Today the golden figure of Joan of Arc, astride a horse, banner raised to the heavens, dominates the Place des Pyramides in Paris. Yet the girl who became a saint in 1920 had died a cruel death almost five hundred years earlier, burned at the stake by the English at Rouen in 1431 at the age of nineteen. Her captors had accused her of heresy and arranged a show trial, harnessing all the legal and theological arguments that the best minds of the day (or those that served the English cause, at least) could muster. And all this to silence a teenage peasant girl from Lorraine in eastern France who was convinced that God had told her to rid her country of its oppressors and heal the wounds of civil war. We may be familiar with the outline of Joan’s life but what do we really know of her brief moment of glory as the most unlikely military leader and kingmaker in history? These are questions that Helen Castor sets out to answer in her excellent new book on this heroine who has been the icon of many causes.
Castor tells Joan’s story against the wider backdrop of the violence and dislocation that engulfed 15th-century France.
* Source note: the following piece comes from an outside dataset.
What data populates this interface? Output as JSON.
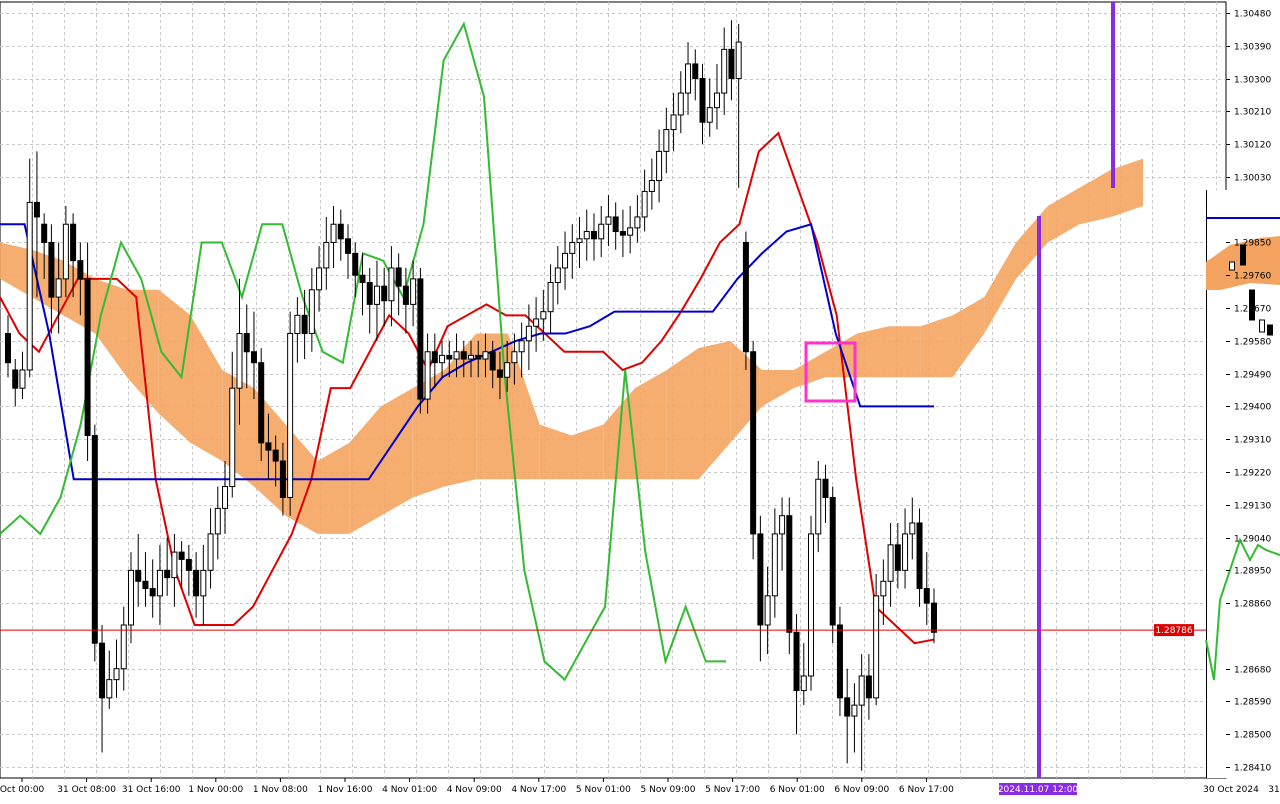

This is, as the title reminds us, a history, not a biography. She begins with Agincourt and goes on to reveal the disastrous effect of Henry V’s famous victory on a country and